*PROBLEM TO WORK ON:*
Copy the complete listing exactly as shown.

*AVAILABLE DATA:*
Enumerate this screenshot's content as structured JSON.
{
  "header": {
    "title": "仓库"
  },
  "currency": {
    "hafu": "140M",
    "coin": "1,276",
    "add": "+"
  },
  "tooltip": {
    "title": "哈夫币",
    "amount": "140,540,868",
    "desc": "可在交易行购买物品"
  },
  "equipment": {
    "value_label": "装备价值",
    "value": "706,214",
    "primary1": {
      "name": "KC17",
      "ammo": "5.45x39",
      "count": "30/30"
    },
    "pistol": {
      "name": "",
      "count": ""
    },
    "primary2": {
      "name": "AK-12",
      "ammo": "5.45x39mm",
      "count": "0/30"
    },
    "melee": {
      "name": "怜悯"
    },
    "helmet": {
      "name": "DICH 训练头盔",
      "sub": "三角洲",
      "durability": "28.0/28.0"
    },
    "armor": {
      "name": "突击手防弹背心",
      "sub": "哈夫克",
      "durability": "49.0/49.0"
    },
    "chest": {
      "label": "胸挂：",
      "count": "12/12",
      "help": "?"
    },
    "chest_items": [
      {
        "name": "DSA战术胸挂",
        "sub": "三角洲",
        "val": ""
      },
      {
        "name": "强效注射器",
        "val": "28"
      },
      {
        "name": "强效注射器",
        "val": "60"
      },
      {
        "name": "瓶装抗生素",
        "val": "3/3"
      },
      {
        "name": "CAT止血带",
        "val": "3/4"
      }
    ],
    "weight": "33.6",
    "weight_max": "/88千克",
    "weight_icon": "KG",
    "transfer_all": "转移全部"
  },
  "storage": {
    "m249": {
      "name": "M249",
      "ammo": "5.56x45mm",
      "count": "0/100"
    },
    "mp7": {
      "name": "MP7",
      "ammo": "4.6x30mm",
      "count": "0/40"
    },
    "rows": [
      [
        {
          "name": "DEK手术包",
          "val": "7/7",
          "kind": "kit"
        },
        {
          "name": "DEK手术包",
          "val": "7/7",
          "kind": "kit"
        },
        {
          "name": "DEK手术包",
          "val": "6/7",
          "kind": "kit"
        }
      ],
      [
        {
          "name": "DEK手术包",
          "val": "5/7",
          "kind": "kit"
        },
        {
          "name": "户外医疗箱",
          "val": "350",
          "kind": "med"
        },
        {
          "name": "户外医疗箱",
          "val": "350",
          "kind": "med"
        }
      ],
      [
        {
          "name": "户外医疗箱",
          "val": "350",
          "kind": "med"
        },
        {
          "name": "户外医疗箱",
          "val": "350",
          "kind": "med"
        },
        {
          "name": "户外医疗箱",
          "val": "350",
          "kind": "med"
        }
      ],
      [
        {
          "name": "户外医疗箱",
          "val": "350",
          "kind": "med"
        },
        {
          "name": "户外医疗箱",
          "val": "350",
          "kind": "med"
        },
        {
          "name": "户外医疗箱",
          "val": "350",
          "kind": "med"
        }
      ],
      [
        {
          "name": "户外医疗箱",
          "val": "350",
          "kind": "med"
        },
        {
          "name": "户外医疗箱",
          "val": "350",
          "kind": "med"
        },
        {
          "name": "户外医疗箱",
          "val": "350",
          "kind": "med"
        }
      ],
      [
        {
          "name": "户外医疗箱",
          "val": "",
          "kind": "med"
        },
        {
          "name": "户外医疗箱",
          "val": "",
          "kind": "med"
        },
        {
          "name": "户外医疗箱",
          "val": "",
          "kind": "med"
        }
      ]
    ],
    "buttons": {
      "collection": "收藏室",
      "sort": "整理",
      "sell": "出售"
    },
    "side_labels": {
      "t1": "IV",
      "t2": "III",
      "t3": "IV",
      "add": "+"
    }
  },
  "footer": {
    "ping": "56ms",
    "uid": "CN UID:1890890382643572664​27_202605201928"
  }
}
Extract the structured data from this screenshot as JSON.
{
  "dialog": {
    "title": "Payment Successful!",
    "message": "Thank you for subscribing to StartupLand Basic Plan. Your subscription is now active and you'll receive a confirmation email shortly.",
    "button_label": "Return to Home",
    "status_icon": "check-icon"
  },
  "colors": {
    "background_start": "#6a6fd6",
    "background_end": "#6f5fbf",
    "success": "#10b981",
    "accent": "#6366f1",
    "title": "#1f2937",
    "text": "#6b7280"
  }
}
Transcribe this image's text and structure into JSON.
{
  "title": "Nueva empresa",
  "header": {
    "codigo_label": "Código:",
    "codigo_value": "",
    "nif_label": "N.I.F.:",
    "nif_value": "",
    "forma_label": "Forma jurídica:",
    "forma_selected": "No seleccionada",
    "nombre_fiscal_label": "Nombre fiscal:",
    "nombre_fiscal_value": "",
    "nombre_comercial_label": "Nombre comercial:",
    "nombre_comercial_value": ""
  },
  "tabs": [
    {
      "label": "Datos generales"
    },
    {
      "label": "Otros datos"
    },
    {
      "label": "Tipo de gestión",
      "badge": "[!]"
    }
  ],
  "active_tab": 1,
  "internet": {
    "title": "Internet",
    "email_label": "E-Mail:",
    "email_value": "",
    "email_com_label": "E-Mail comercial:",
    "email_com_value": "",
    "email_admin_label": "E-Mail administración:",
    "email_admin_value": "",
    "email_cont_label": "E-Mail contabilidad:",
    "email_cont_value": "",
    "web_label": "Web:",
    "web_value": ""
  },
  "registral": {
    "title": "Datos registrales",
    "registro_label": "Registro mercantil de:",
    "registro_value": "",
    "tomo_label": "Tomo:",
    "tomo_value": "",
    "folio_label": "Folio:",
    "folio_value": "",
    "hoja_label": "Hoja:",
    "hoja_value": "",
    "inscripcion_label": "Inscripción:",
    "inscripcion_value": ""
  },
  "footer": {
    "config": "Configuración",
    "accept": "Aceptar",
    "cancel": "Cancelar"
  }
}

*ANSWER SPACE:*
Enumerate this screenshot's content as structured JSON.
{
  "header": {
    "title": "仓库"
  },
  "currency": {
    "hafu": "140M",
    "coin": "1,276",
    "add": "+"
  },
  "tooltip": {
    "title": "哈夫币",
    "amount": "140,540,868",
    "desc": "可在交易行购买物品"
  },
  "equipment": {
    "value_label": "装备价值",
    "value": "706,214",
    "primary1": {
      "name": "KC17",
      "ammo": "5.45x39",
      "count": "30/30"
    },
    "pistol": {
      "name": "",
      "count": ""
    },
    "primary2": {
      "name": "AK-12",
      "ammo": "5.45x39mm",
      "count": "0/30"
    },
    "melee": {
      "name": "怜悯"
    },
    "helmet": {
      "name": "DICH 训练头盔",
      "sub": "三角洲",
      "durability": "28.0/28.0"
    },
    "armor": {
      "name": "突击手防弹背心",
      "sub": "哈夫克",
      "durability": "49.0/49.0"
    },
    "chest": {
      "label": "胸挂：",
      "count": "12/12",
      "help": "?"
    },
    "chest_items": [
      {
        "name": "DSA战术胸挂",
        "sub": "三角洲",
        "val": ""
      },
      {
        "name": "强效注射器",
        "val": "28"
      },
      {
        "name": "强效注射器",
        "val": "60"
      },
      {
        "name": "瓶装抗生素",
        "val": "3/3"
      },
      {
        "name": "CAT止血带",
        "val": "3/4"
      }
    ],
    "weight": "33.6",
    "weight_max": "/88千克",
    "weight_icon": "KG",
    "transfer_all": "转移全部"
  },
  "storage": {
    "m249": {
      "name": "M249",
      "ammo": "5.56x45mm",
      "count": "0/100"
    },
    "mp7": {
      "name": "MP7",
      "ammo": "4.6x30mm",
      "count": "0/40"
    },
    "rows": [
      [
        {
          "name": "DEK手术包",
          "val": "7/7",
          "kind": "kit"
        },
        {
          "name": "DEK手术包",
          "val": "7/7",
          "kind": "kit"
        },
        {
          "name": "DEK手术包",
          "val": "6/7",
          "kind": "kit"
        }
      ],
      [
        {
          "name": "DEK手术包",
          "val": "5/7",
          "kind": "kit"
        },
        {
          "name": "户外医疗箱",
          "val": "350",
          "kind": "med"
        },
        {
          "name": "户外医疗箱",
          "val": "350",
          "kind": "med"
        }
      ],
      [
        {
          "name": "户外医疗箱",
          "val": "350",
          "kind": "med"
        },
        {
          "name": "户外医疗箱",
          "val": "350",
          "kind": "med"
        },
        {
          "name": "户外医疗箱",
          "val": "350",
          "kind": "med"
        }
      ],
      [
        {
          "name": "户外医疗箱",
          "val": "350",
          "kind": "med"
        },
        {
          "name": "户外医疗箱",
          "val": "350",
          "kind": "med"
        },
        {
          "name": "户外医疗箱",
          "val": "350",
          "kind": "med"
        }
      ],
      [
        {
          "name": "户外医疗箱",
          "val": "350",
          "kind": "med"
        },
        {
          "name": "户外医疗箱",
          "val": "350",
          "kind": "med"
        },
        {
          "name": "户外医疗箱",
          "val": "350",
          "kind": "med"
        }
      ],
      [
        {
          "name": "户外医疗箱",
          "val": "",
          "kind": "med"
        },
        {
          "name": "户外医疗箱",
          "val": "",
          "kind": "med"
        },
        {
          "name": "户外医疗箱",
          "val": "",
          "kind": "med"
        }
      ]
    ],
    "buttons": {
      "collection": "收藏室",
      "sort": "整理",
      "sell": "出售"
    },
    "side_labels": {
      "t1": "IV",
      "t2": "III",
      "t3": "IV",
      "add": "+"
    }
  },
  "footer": {
    "ping": "56ms",
    "uid": "CN UID:1890890382643572664​27_202605201928"
  }
}
Extract the structured data from this screenshot as JSON.
{
  "dialog": {
    "title": "Payment Successful!",
    "message": "Thank you for subscribing to StartupLand Basic Plan. Your subscription is now active and you'll receive a confirmation email shortly.",
    "button_label": "Return to Home",
    "status_icon": "check-icon"
  },
  "colors": {
    "background_start": "#6a6fd6",
    "background_end": "#6f5fbf",
    "success": "#10b981",
    "accent": "#6366f1",
    "title": "#1f2937",
    "text": "#6b7280"
  }
}
Transcribe this image's text and structure into JSON.
{
  "title": "Nueva empresa",
  "header": {
    "codigo_label": "Código:",
    "codigo_value": "",
    "nif_label": "N.I.F.:",
    "nif_value": "",
    "forma_label": "Forma jurídica:",
    "forma_selected": "No seleccionada",
    "nombre_fiscal_label": "Nombre fiscal:",
    "nombre_fiscal_value": "",
    "nombre_comercial_label": "Nombre comercial:",
    "nombre_comercial_value": ""
  },
  "tabs": [
    {
      "label": "Datos generales"
    },
    {
      "label": "Otros datos"
    },
    {
      "label": "Tipo de gestión",
      "badge": "[!]"
    }
  ],
  "active_tab": 1,
  "internet": {
    "title": "Internet",
    "email_label": "E-Mail:",
    "email_value": "",
    "email_com_label": "E-Mail comercial:",
    "email_com_value": "",
    "email_admin_label": "E-Mail administración:",
    "email_admin_value": "",
    "email_cont_label": "E-Mail contabilidad:",
    "email_cont_value": "",
    "web_label": "Web:",
    "web_value": ""
  },
  "registral": {
    "title": "Datos registrales",
    "registro_label": "Registro mercantil de:",
    "registro_value": "",
    "tomo_label": "Tomo:",
    "tomo_value": "",
    "folio_label": "Folio:",
    "folio_value": "",
    "hoja_label": "Hoja:",
    "hoja_value": "",
    "inscripcion_label": "Inscripción:",
    "inscripcion_value": ""
  },
  "footer": {
    "config": "Configuración",
    "accept": "Aceptar",
    "cancel": "Cancelar"
  }
}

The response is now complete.